With his anti-Muslim rhetoric and planned travel bans, you’d think President Trump would be a favorite target for Islamic State’s propaganda. The jihadist caliphate in Syria and Iraq must be pulling out all the stops to slam him as the epitome of Islamophobia.
Well, think again. The extremist group that Trump vows to “totally obliterate” has hardly printed or broadcast a word about him since before the November election. The caliphate’s Ministry of Media acts almost as if he didn’t exist.
Dutch Muslims are breathing a sigh of relief after the worse-than-expected performance of anti-Islam populist Geert Wilders in this week’s election.
“We have trust in the future” of this traditionally welcoming country, said Rasit Bal of the Muslims-Government Contact Organization, an advocacy group, which feared a victory by Wilders’ PVV party would strengthen the anti-immigrant sentiment in the Netherlands.
“Dutch values are based on Christianity, on Judaism, on humanism. Islam and freedom are not compatible,” populist politician Geert Wilders, 53, said in an interview with USA Today. “You see it in almost every country where it dominates. There is a total lack of freedom, civil society, rule of law, middle class; journalists, gays, apostates — they are all in trouble in those places. And we import it.”

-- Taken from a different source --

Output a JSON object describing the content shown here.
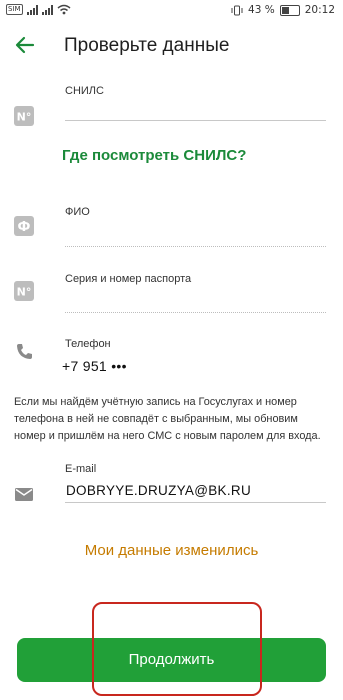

According to two extensive recent opinion polls, majorities across Europe are deeply concerned about Muslim immigration and support an immediate end to it, even as Europeans vastly overestimate the actual Muslim populations of their countries.
Voters in several countries back a complete immigration ban at levels notably higher than those in the United States. Anti-immigration politicians in Poland, Hungary, and elsewhere are gaining ground in Western Europe.
Today marks a traditional winter holiday in Holland and other parts of the European Low Countries (the Netherlands, Belgium, Lille and Arras, predominantly) featuring Sinter Klaas, the forerunner of our Santa Claus, who is traditionally accompanied by a helper named Zwarte Piet (aka "Black Pete") — a young man in black face with curly black hair, thick red lips and dressed as a courtisan with a velvet jacket and frilled shirt.
Sinterklaas — who also goes by Sint Niklaas or De Sint in Holland and environs — was a stranger to me until a few years ago when Dutch-American friends introduced him to me. In my friends' home this morning, the children will awaken to wooden shoes filled with goodies.
Sounds like a charming holiday tradition from the old country. But is it simply that?